Synthetic wigs, or a blend of synthetic and human hair are a better choice of wigs when undergoing treatments. The modacrylic fibers are virtually indistinguishable from human hair and they are easily styled and cleansed allowing for simple home maintenance and are not as expensive as human hair wigs. Synthetic wigs are heat sensitive. The major enemy is the quick opening of an oven door or barbecue lid. Sleeping with your wig is not recommended.
Alternative head covering such as sleep caps, scarves and hats are perfect as an alternative to wigs. There will be times in the day when other types of head coverings are a better choice. Hair helps to regulate body temperature and especially at night, it may feel too cool without any head covering. Experimenting with headwraps and scarves can complement her looks, enhance her style and add versatility to her wardrobe.
Loss of hair is considered by most company’s insurance policies as a medical expense, necessary for the rehabilitation process. A written prescription for cranial hair prosthesis due to chemotherapy treatment or radiation, from the oncologist or family doctor can be obtained prior to shopping for a wig.
Reflecting the personal style of the woman, a wig should be a perfect blend of the latest hairstyle, attitude, lifestyle, versatility and convenience. Like anything new, a wig takes getting used to. After wearing it for a while it becomes comfortable and familiar and an essential part of her wardrobe.
Depending on the type and duration of cancer treatment, new hair will eventually start to appear. You can expect new air to grow at a rate of about a half an inch a month, and will have a slightly different colour and texture. During this regrowth period, she will find a variety of headcoverings particularly useful.
It is generally recommended not to colour or perm new hair growth until after the third haircut. This will help ensure the health of new hair and avoid the ‘frizzes’.
Some women worry about the right time to take off their wig or headwraps. Others go with their new short hairstyle as soon as they can.
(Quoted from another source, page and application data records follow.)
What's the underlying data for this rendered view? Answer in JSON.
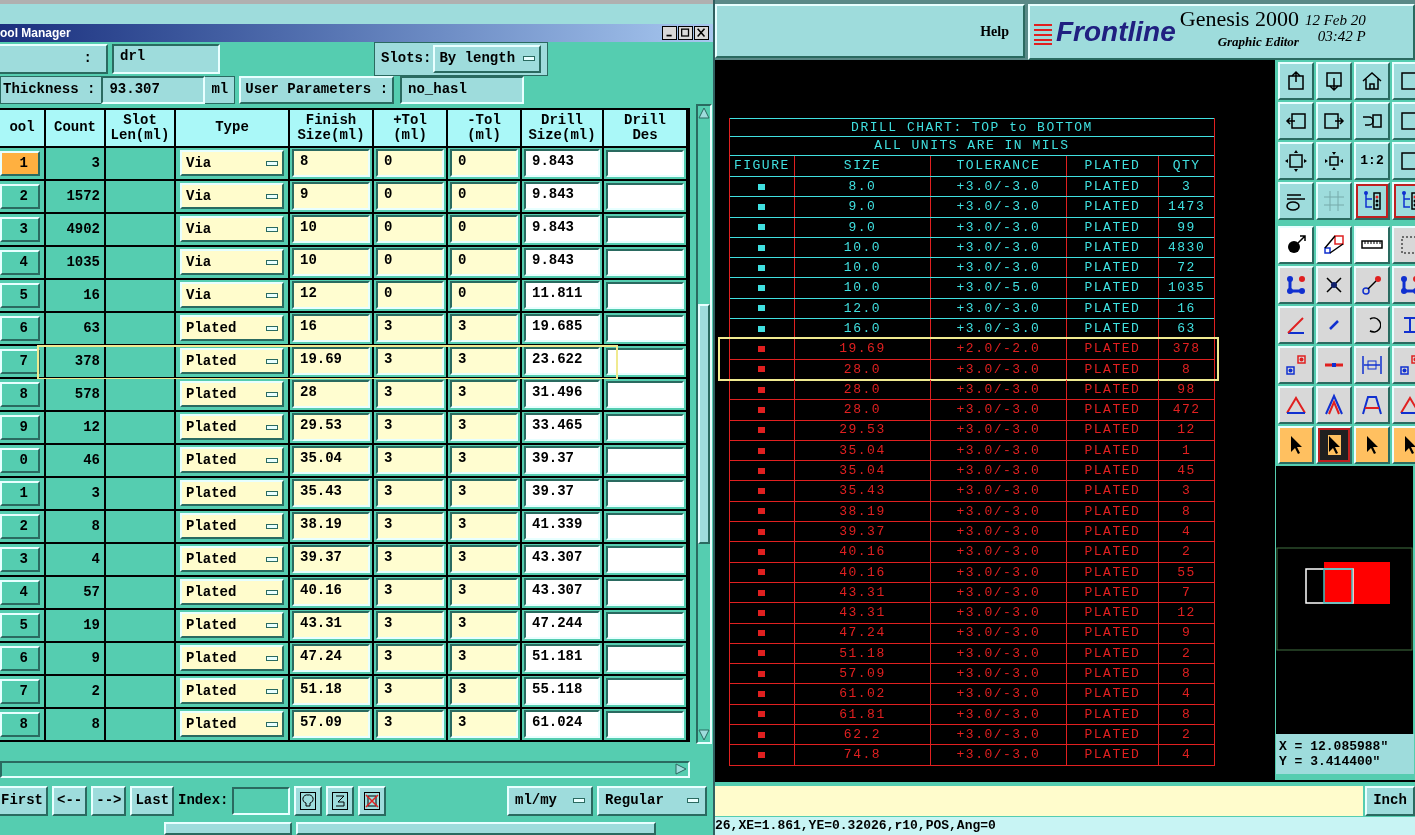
{
  "tool_manager": {
    "title": "ool Manager",
    "job_label": ":",
    "job_value": "drl",
    "slots_label": "Slots:",
    "slots_value": "By length",
    "thickness_label": "Thickness :",
    "thickness_value": "93.307",
    "thickness_unit": "ml",
    "user_params_button": "User Parameters :",
    "user_params_value": "no_hasl",
    "columns": [
      [
        "ool"
      ],
      [
        "Count"
      ],
      [
        "Slot",
        "Len(ml)"
      ],
      [
        "Type"
      ],
      [
        "Finish",
        "Size(ml)"
      ],
      [
        "+Tol",
        "(ml)"
      ],
      [
        "-Tol",
        "(ml)"
      ],
      [
        "Drill",
        "Size(ml)"
      ],
      [
        "Drill",
        "Des"
      ]
    ],
    "rows": [
      {
        "tool": "1",
        "selected": true,
        "highlighted": false,
        "count": "3",
        "type": "Via",
        "finish": "8",
        "plus_tol": "0",
        "minus_tol": "0",
        "drill_size": "9.843"
      },
      {
        "tool": "2",
        "selected": false,
        "highlighted": false,
        "count": "1572",
        "type": "Via",
        "finish": "9",
        "plus_tol": "0",
        "minus_tol": "0",
        "drill_size": "9.843"
      },
      {
        "tool": "3",
        "selected": false,
        "highlighted": false,
        "count": "4902",
        "type": "Via",
        "finish": "10",
        "plus_tol": "0",
        "minus_tol": "0",
        "drill_size": "9.843"
      },
      {
        "tool": "4",
        "selected": false,
        "highlighted": false,
        "count": "1035",
        "type": "Via",
        "finish": "10",
        "plus_tol": "0",
        "minus_tol": "0",
        "drill_size": "9.843"
      },
      {
        "tool": "5",
        "selected": false,
        "highlighted": false,
        "count": "16",
        "type": "Via",
        "finish": "12",
        "plus_tol": "0",
        "minus_tol": "0",
        "drill_size": "11.811"
      },
      {
        "tool": "6",
        "selected": false,
        "highlighted": false,
        "count": "63",
        "type": "Plated",
        "finish": "16",
        "plus_tol": "3",
        "minus_tol": "3",
        "drill_size": "19.685"
      },
      {
        "tool": "7",
        "selected": false,
        "highlighted": true,
        "count": "378",
        "type": "Plated",
        "finish": "19.69",
        "plus_tol": "3",
        "minus_tol": "3",
        "drill_size": "23.622"
      },
      {
        "tool": "8",
        "selected": false,
        "highlighted": false,
        "count": "578",
        "type": "Plated",
        "finish": "28",
        "plus_tol": "3",
        "minus_tol": "3",
        "drill_size": "31.496"
      },
      {
        "tool": "9",
        "selected": false,
        "highlighted": false,
        "count": "12",
        "type": "Plated",
        "finish": "29.53",
        "plus_tol": "3",
        "minus_tol": "3",
        "drill_size": "33.465"
      },
      {
        "tool": "0",
        "selected": false,
        "highlighted": false,
        "count": "46",
        "type": "Plated",
        "finish": "35.04",
        "plus_tol": "3",
        "minus_tol": "3",
        "drill_size": "39.37"
      },
      {
        "tool": "1",
        "selected": false,
        "highlighted": false,
        "count": "3",
        "type": "Plated",
        "finish": "35.43",
        "plus_tol": "3",
        "minus_tol": "3",
        "drill_size": "39.37"
      },
      {
        "tool": "2",
        "selected": false,
        "highlighted": false,
        "count": "8",
        "type": "Plated",
        "finish": "38.19",
        "plus_tol": "3",
        "minus_tol": "3",
        "drill_size": "41.339"
      },
      {
        "tool": "3",
        "selected": false,
        "highlighted": false,
        "count": "4",
        "type": "Plated",
        "finish": "39.37",
        "plus_tol": "3",
        "minus_tol": "3",
        "drill_size": "43.307"
      },
      {
        "tool": "4",
        "selected": false,
        "highlighted": false,
        "count": "57",
        "type": "Plated",
        "finish": "40.16",
        "plus_tol": "3",
        "minus_tol": "3",
        "drill_size": "43.307"
      },
      {
        "tool": "5",
        "selected": false,
        "highlighted": false,
        "count": "19",
        "type": "Plated",
        "finish": "43.31",
        "plus_tol": "3",
        "minus_tol": "3",
        "drill_size": "47.244"
      },
      {
        "tool": "6",
        "selected": false,
        "highlighted": false,
        "count": "9",
        "type": "Plated",
        "finish": "47.24",
        "plus_tol": "3",
        "minus_tol": "3",
        "drill_size": "51.181"
      },
      {
        "tool": "7",
        "selected": false,
        "highlighted": false,
        "count": "2",
        "type": "Plated",
        "finish": "51.18",
        "plus_tol": "3",
        "minus_tol": "3",
        "drill_size": "55.118"
      },
      {
        "tool": "8",
        "selected": false,
        "highlighted": false,
        "count": "8",
        "type": "Plated",
        "finish": "57.09",
        "plus_tol": "3",
        "minus_tol": "3",
        "drill_size": "61.024"
      }
    ],
    "nav_buttons": [
      "First",
      "<--",
      "-->",
      "Last"
    ],
    "index_label": "Index:",
    "units_value": "ml/my",
    "mode_value": "Regular"
  },
  "editor": {
    "help": "Help",
    "logo": "Frontline",
    "product": "Genesis 2000",
    "subtitle": "Graphic Editor",
    "date": "12 Feb 20",
    "time": "03:42 P",
    "zoom_ratio": "1:2",
    "drill_chart": {
      "title": "DRILL CHART: TOP to BOTTOM",
      "subtitle": "ALL UNITS ARE IN MILS",
      "columns": [
        "FIGURE",
        "SIZE",
        "TOLERANCE",
        "PLATED",
        "QTY"
      ],
      "rows": [
        {
          "size": "8.0",
          "tolerance": "+3.0/-3.0",
          "plated": "PLATED",
          "qty": "3",
          "color": "#40e0e0",
          "highlighted": false
        },
        {
          "size": "9.0",
          "tolerance": "+3.0/-3.0",
          "plated": "PLATED",
          "qty": "1473",
          "color": "#40e0e0",
          "highlighted": false
        },
        {
          "size": "9.0",
          "tolerance": "+3.0/-3.0",
          "plated": "PLATED",
          "qty": "99",
          "color": "#40e0e0",
          "highlighted": false
        },
        {
          "size": "10.0",
          "tolerance": "+3.0/-3.0",
          "plated": "PLATED",
          "qty": "4830",
          "color": "#40e0e0",
          "highlighted": false
        },
        {
          "size": "10.0",
          "tolerance": "+3.0/-3.0",
          "plated": "PLATED",
          "qty": "72",
          "color": "#40e0e0",
          "highlighted": false
        },
        {
          "size": "10.0",
          "tolerance": "+3.0/-5.0",
          "plated": "PLATED",
          "qty": "1035",
          "color": "#40e0e0",
          "highlighted": false
        },
        {
          "size": "12.0",
          "tolerance": "+3.0/-3.0",
          "plated": "PLATED",
          "qty": "16",
          "color": "#40e0e0",
          "highlighted": false
        },
        {
          "size": "16.0",
          "tolerance": "+3.0/-3.0",
          "plated": "PLATED",
          "qty": "63",
          "color": "#40e0e0",
          "highlighted": false
        },
        {
          "size": "19.69",
          "tolerance": "+2.0/-2.0",
          "plated": "PLATED",
          "qty": "378",
          "color": "#e02020",
          "highlighted": true
        },
        {
          "size": "28.0",
          "tolerance": "+3.0/-3.0",
          "plated": "PLATED",
          "qty": "8",
          "color": "#e02020",
          "highlighted": true
        },
        {
          "size": "28.0",
          "tolerance": "+3.0/-3.0",
          "plated": "PLATED",
          "qty": "98",
          "color": "#e02020",
          "highlighted": false
        },
        {
          "size": "28.0",
          "tolerance": "+3.0/-3.0",
          "plated": "PLATED",
          "qty": "472",
          "color": "#e02020",
          "highlighted": false
        },
        {
          "size": "29.53",
          "tolerance": "+3.0/-3.0",
          "plated": "PLATED",
          "qty": "12",
          "color": "#e02020",
          "highlighted": false
        },
        {
          "size": "35.04",
          "tolerance": "+3.0/-3.0",
          "plated": "PLATED",
          "qty": "1",
          "color": "#e02020",
          "highlighted": false
        },
        {
          "size": "35.04",
          "tolerance": "+3.0/-3.0",
          "plated": "PLATED",
          "qty": "45",
          "color": "#e02020",
          "highlighted": false
        },
        {
          "size": "35.43",
          "tolerance": "+3.0/-3.0",
          "plated": "PLATED",
          "qty": "3",
          "color": "#e02020",
          "highlighted": false
        },
        {
          "size": "38.19",
          "tolerance": "+3.0/-3.0",
          "plated": "PLATED",
          "qty": "8",
          "color": "#e02020",
          "highlighted": false
        },
        {
          "size": "39.37",
          "tolerance": "+3.0/-3.0",
          "plated": "PLATED",
          "qty": "4",
          "color": "#e02020",
          "highlighted": false
        },
        {
          "size": "40.16",
          "tolerance": "+3.0/-3.0",
          "plated": "PLATED",
          "qty": "2",
          "color": "#e02020",
          "highlighted": false
        },
        {
          "size": "40.16",
          "tolerance": "+3.0/-3.0",
          "plated": "PLATED",
          "qty": "55",
          "color": "#e02020",
          "highlighted": false
        },
        {
          "size": "43.31",
          "tolerance": "+3.0/-3.0",
          "plated": "PLATED",
          "qty": "7",
          "color": "#e02020",
          "highlighted": false
        },
        {
          "size": "43.31",
          "tolerance": "+3.0/-3.0",
          "plated": "PLATED",
          "qty": "12",
          "color": "#e02020",
          "highlighted": false
        },
        {
          "size": "47.24",
          "tolerance": "+3.0/-3.0",
          "plated": "PLATED",
          "qty": "9",
          "color": "#e02020",
          "highlighted": false
        },
        {
          "size": "51.18",
          "tolerance": "+3.0/-3.0",
          "plated": "PLATED",
          "qty": "2",
          "color": "#e02020",
          "highlighted": false
        },
        {
          "size": "57.09",
          "tolerance": "+3.0/-3.0",
          "plated": "PLATED",
          "qty": "8",
          "color": "#e02020",
          "highlighted": false
        },
        {
          "size": "61.02",
          "tolerance": "+3.0/-3.0",
          "plated": "PLATED",
          "qty": "4",
          "color": "#e02020",
          "highlighted": false
        },
        {
          "size": "61.81",
          "tolerance": "+3.0/-3.0",
          "plated": "PLATED",
          "qty": "8",
          "color": "#e02020",
          "highlighted": false
        },
        {
          "size": "62.2",
          "tolerance": "+3.0/-3.0",
          "plated": "PLATED",
          "qty": "2",
          "color": "#e02020",
          "highlighted": false
        },
        {
          "size": "74.8",
          "tolerance": "+3.0/-3.0",
          "plated": "PLATED",
          "qty": "4",
          "color": "#e02020",
          "highlighted": false
        }
      ]
    },
    "coord_x": "X = 12.085988\"",
    "coord_y": "Y = 3.414400\"",
    "units_button": "Inch",
    "status": "26,XE=1.861,YE=0.32026,r10,POS,Ang=0"
  }
}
Truly You Hair Solution Centre has been assisting women and children with hair loss due to chemotherapy and radiation treatments, alopecia and thinning hair for 13 years, and is a member of the Capilia Group. Amalia and her team of Hair Alternative Specialists come highly recommended by area Oncologists, Dermatologist, Social Workers, Nurses, Health Care Providers as well as satisfied clients.
There is no right or wrong time; it is up to the individual and their comfort level … Sometimes, the advice of family and friends can be helpful, but in the end, she will know when the time is right,
Other appearance related effects of cancer treatment, can be skin changes in textures and colour as well as the loss of eyebrows and eyelashes. The Look Good Feel Better Program offers a free two hour workshop in 103 locations across
Canada. This program is supported by the Canadian Cosmetic Toiletry and Fragrance Association. Each participant receives a kit with donated products by the member companies. The 12 Step teaches her how to deal with changes in skin, how to deal with eyebrow loss and overall how to enhance her appearance. To find a workshop location, go to www.lookgoodfeelbetter.ca
With these tips, a positive attitude and good self image, a woman can get through a difficult period of cancer and cancer therapy beautifully?